An interesting, enjoyable new documentary series started this week on BBC4. Theatre Biz, which was used as the excuse for why producers weren't showing the Laurence Olivier Awards (they were pooling their resources for this, apparently), is a series of interviews and stories about the West End theatre industry. The focus of this week's programme was the Theatre Royal Haymarket and their involvement with Ma Rainey's Black Bottom on Broadway. They had planned to bring it to the West End, but poor box office meant this never materialised. The series has two more episodes at 9pm on Sundays.
Musicals such as Our House and Tonight's the Night, written using existing material, often resort to gimmicks with former band members. Our House saw Madness front man Suggs appear in a lead and now Tonight's the Night will have Rod Stewart's partner Penny Lancaster for its final two weeks (it closes in October). The musical, penned by We Will Rock You author Ben Elton, is based around the back catalogue of the former Faces' star and features such songs as Do Ya Think I'm Sexy and Hot Legs.
Everyone knows that the theatre industry is an unpredictable place, especially when it comes to Sondheim musicals of late (see Assassins, Bounce). So who would have guessed that the 25th Anniversary production of Stephen Sondheim's Sweeney Todd, starring a cast of just nine performers, would transfer from a 216 seater theatre to a new West End space of 380 seats and end up transferring to the New Ambassador's with a total of 450 seats?! Well, perhaps it's not so unexpected - as the production had such talented performers (they all play musical instruments as well as characters) and such a unique concept, word of mouth has been fantastic for the show. Some critics, however, disliked the simplistic staging.

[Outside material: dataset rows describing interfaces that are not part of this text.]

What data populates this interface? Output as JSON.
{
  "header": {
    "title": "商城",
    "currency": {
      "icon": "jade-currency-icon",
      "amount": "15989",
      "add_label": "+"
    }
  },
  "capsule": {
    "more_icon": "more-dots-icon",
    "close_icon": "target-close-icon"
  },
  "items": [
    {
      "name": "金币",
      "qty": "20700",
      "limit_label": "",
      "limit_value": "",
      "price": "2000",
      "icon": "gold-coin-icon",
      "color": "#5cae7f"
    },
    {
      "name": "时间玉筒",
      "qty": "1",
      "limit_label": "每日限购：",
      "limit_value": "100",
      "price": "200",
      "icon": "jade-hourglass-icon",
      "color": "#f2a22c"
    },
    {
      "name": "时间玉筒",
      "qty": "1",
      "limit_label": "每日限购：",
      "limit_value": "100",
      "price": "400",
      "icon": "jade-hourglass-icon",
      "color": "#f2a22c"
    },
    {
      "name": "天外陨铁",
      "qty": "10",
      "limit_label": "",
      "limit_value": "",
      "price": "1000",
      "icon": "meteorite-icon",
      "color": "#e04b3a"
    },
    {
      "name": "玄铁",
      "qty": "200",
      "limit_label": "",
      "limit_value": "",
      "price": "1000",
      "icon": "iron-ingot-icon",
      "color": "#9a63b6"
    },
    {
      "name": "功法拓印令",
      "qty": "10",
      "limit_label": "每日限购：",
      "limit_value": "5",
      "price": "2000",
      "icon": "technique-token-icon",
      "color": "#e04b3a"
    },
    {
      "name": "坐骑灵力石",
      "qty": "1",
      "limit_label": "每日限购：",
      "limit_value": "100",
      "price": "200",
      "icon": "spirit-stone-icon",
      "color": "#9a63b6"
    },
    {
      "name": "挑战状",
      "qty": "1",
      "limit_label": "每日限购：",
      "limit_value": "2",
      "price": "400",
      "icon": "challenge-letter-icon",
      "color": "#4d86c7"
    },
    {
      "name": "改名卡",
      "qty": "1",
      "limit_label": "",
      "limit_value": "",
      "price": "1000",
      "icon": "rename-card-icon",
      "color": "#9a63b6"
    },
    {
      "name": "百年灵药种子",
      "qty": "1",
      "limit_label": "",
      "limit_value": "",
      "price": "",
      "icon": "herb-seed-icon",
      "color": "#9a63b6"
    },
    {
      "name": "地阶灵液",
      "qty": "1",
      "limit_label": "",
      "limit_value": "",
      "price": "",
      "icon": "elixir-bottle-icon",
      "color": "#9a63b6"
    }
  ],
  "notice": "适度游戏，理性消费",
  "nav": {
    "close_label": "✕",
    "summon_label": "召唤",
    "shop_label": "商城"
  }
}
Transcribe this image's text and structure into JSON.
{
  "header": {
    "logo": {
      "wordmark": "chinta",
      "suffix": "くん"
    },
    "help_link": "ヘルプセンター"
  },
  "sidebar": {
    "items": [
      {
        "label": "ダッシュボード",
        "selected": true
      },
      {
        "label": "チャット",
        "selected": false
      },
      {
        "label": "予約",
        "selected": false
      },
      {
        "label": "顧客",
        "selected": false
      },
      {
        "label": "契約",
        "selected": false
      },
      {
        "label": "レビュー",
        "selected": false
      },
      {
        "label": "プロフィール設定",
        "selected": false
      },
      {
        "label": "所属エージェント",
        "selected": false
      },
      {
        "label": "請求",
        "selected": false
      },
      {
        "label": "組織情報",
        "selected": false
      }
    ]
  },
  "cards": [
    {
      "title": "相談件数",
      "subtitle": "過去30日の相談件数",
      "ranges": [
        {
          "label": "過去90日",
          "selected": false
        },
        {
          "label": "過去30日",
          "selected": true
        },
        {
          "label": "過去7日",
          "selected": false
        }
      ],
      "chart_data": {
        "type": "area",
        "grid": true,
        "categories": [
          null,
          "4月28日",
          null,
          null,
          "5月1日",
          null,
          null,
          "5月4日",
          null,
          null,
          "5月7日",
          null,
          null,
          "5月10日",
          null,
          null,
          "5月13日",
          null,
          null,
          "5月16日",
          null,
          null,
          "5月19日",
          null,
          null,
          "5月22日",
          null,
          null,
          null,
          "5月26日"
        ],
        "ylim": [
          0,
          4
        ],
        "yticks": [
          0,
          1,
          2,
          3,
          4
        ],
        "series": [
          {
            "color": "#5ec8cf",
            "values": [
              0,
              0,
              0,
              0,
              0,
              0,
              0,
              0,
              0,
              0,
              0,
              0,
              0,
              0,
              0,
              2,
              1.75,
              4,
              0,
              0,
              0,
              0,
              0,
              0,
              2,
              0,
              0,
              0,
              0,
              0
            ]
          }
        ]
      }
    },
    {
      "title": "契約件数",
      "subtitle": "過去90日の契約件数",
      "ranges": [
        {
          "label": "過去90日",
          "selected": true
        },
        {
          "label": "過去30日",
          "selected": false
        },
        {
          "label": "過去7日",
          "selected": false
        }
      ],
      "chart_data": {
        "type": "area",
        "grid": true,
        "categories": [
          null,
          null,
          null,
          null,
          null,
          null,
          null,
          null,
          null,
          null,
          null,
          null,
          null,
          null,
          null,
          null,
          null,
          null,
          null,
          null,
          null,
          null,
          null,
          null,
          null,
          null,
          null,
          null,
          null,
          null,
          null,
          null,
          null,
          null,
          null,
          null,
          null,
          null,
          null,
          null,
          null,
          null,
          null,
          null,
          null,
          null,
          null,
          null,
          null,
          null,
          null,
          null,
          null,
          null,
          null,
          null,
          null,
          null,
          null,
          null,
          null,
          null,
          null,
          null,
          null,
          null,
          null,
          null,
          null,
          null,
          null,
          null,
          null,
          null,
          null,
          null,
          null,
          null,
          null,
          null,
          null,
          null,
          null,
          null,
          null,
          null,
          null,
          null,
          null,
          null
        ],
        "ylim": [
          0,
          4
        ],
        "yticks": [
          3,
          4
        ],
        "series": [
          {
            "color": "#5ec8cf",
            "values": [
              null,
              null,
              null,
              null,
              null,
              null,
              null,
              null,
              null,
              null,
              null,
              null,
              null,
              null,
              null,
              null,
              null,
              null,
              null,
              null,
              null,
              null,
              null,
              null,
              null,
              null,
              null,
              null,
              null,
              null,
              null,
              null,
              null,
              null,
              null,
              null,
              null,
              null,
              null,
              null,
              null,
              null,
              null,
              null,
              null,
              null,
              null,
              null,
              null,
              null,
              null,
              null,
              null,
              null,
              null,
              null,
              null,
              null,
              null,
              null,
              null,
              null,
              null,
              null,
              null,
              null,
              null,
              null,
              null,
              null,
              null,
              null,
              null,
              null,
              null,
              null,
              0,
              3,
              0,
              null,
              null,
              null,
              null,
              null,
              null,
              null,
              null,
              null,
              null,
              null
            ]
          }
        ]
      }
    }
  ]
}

Prepare yourself for another dose of unique origami Puppetry of the Penis makes a West End return. Carrying the warning "An adults-only, non-sexual show featuring full-frontal male nudity", the show will transfer again - from the Edinburgh Fringe Festival, where it played at the Pleasance Courtyard. Its previous outing in London, at the Whitehall Theatre, broke all previous box office records. Producers may be hoping for similar success for its three week run at the Apollo Theatre, immediately following Ross Noble's Edinburgh transfer Noodlemeister.